---------- SUPPLIED DATA ----------

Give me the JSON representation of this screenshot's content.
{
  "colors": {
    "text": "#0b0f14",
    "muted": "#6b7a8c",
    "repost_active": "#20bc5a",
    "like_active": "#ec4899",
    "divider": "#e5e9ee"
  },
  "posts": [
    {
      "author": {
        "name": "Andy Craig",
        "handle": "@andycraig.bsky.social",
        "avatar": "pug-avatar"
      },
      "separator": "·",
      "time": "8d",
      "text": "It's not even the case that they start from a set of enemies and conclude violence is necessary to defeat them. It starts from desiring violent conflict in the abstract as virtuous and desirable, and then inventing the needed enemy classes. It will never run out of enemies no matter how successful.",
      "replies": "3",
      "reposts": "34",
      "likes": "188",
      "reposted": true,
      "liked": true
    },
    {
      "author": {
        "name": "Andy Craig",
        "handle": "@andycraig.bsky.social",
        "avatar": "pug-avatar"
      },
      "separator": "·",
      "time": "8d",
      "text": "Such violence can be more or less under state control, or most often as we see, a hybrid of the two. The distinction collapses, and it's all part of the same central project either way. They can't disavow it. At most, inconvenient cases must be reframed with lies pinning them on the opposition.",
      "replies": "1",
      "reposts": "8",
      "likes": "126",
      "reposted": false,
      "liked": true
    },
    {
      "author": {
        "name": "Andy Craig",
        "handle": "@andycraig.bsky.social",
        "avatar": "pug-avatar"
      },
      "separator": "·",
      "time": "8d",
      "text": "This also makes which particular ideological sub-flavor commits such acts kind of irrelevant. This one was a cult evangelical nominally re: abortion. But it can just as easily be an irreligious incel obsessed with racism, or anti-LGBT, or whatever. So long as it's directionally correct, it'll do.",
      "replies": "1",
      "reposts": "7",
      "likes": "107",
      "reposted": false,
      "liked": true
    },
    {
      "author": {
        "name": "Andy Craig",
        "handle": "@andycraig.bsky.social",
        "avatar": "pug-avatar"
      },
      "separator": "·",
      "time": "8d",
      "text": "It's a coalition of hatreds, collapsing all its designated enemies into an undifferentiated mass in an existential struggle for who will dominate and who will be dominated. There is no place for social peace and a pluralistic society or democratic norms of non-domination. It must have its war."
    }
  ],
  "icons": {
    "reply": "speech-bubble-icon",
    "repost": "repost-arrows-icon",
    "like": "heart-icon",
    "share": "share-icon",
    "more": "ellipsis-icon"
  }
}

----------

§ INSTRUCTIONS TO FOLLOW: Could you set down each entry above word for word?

§ ANSWER TO THIS EXERCISE:
Give me the JSON representation of this screenshot's content.
{
  "colors": {
    "text": "#0b0f14",
    "muted": "#6b7a8c",
    "repost_active": "#20bc5a",
    "like_active": "#ec4899",
    "divider": "#e5e9ee"
  },
  "posts": [
    {
      "author": {
        "name": "Andy Craig",
        "handle": "@andycraig.bsky.social",
        "avatar": "pug-avatar"
      },
      "separator": "·",
      "time": "8d",
      "text": "It's not even the case that they start from a set of enemies and conclude violence is necessary to defeat them. It starts from desiring violent conflict in the abstract as virtuous and desirable, and then inventing the needed enemy classes. It will never run out of enemies no matter how successful.",
      "replies": "3",
      "reposts": "34",
      "likes": "188",
      "reposted": true,
      "liked": true
    },
    {
      "author": {
        "name": "Andy Craig",
        "handle": "@andycraig.bsky.social",
        "avatar": "pug-avatar"
      },
      "separator": "·",
      "time": "8d",
      "text": "Such violence can be more or less under state control, or most often as we see, a hybrid of the two. The distinction collapses, and it's all part of the same central project either way. They can't disavow it. At most, inconvenient cases must be reframed with lies pinning them on the opposition.",
      "replies": "1",
      "reposts": "8",
      "likes": "126",
      "reposted": false,
      "liked": true
    },
    {
      "author": {
        "name": "Andy Craig",
        "handle": "@andycraig.bsky.social",
        "avatar": "pug-avatar"
      },
      "separator": "·",
      "time": "8d",
      "text": "This also makes which particular ideological sub-flavor commits such acts kind of irrelevant. This one was a cult evangelical nominally re: abortion. But it can just as easily be an irreligious incel obsessed with racism, or anti-LGBT, or whatever. So long as it's directionally correct, it'll do.",
      "replies": "1",
      "reposts": "7",
      "likes": "107",
      "reposted": false,
      "liked": true
    },
    {
      "author": {
        "name": "Andy Craig",
        "handle": "@andycraig.bsky.social",
        "avatar": "pug-avatar"
      },
      "separator": "·",
      "time": "8d",
      "text": "It's a coalition of hatreds, collapsing all its designated enemies into an undifferentiated mass in an existential struggle for who will dominate and who will be dominated. There is no place for social peace and a pluralistic society or democratic norms of non-domination. It must have its war."
    }
  ],
  "icons": {
    "reply": "speech-bubble-icon",
    "repost": "repost-arrows-icon",
    "like": "heart-icon",
    "share": "share-icon",
    "more": "ellipsis-icon"
  }
}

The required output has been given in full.